Healthcare waste management in developing countries
Drum or brick
- Drastic reduction of
weight and volume of the
- Very low investment and
- Destroys only 99% of
- No destruction of many
- Massive emission of
black smoke, fly ash,
toxic flue gas, and
- General healthcare
- Infectious waste
BUT it should be used
only in case of emergency
Table 2: Types of incinerator commonly available in low-income countries (WHO, 1999;
Criteria for decision making
Various factors should be considered before implementing an incinerator and in order to choose
a technology that is appropriate to the context. The following ones are some of the questions
decision makers should try to answer:
What is the available space?
Where is the incinerator going to be located?
How much HCW is generated?
What is the waste composition?

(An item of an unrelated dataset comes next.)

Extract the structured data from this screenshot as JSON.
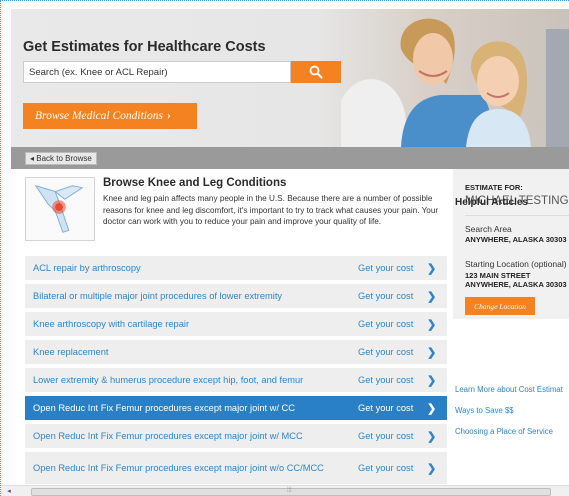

Is the waste separated?
What is the system of HCW management in place?
What are the options available for the final disposal of waste?
Who is going to be in charge of the incinerator?
What are the investment and operation costs likely to be?
How will the ashes be dealt with?
How will needles be dealt with?
Are the materials to build the incinerator locally available?
Are the technical skills for operation and maintenance of the incinerator locally
Are there specific regulations concerning HCW?
What is the opinion of local community and staff on the system to be adopted?
A variety of non-incineration treatment technologies, including several low cost options are
available or under development. Common processes in low-income countries include autoclaving,
chemical processes and containment processes (WHO, 2005).
Autoclaving is an efficient wet thermal disinfection process. Typically, autoclaves are used in
hospitals for the sterilization of reusable medical equipment. They allow for the treatment of only
limited quantities of waste and are therefore commonly used only for highly infectious waste,
such as microbial cultures or sharps. Research has shown that effective inactivation of all
vegetative microorganisms and most bacterial spores in a small amount of waste (about 5– 8 kg)
requires a 60-minute cycle at 121°C (minimum) and 1 bar (100 kPa); this allows for full steam
penetration of the waste material.
Chemical disinfection is an efficient process, but it is usually costly because the prices of
disinfectants are high. For safe operation it requires trained technicians provided with adequate
protective equipment and is therefore not recommended for treating all infectious healthcare
waste. However, the process can be useful in specific cases, such as disinfection of recyclable
sharps or disinfection of stools from cholera patients.
Containment processes deal with waste disposal phase and can be characterized by different
levels of complexity. When waste are to be landfilled in municipal disposal sites, the presence of
an established system for rational and organized disposal of waste, engineering works completed
to prepare the site to retain its wastes more effectively and rapid burial of healthcare waste are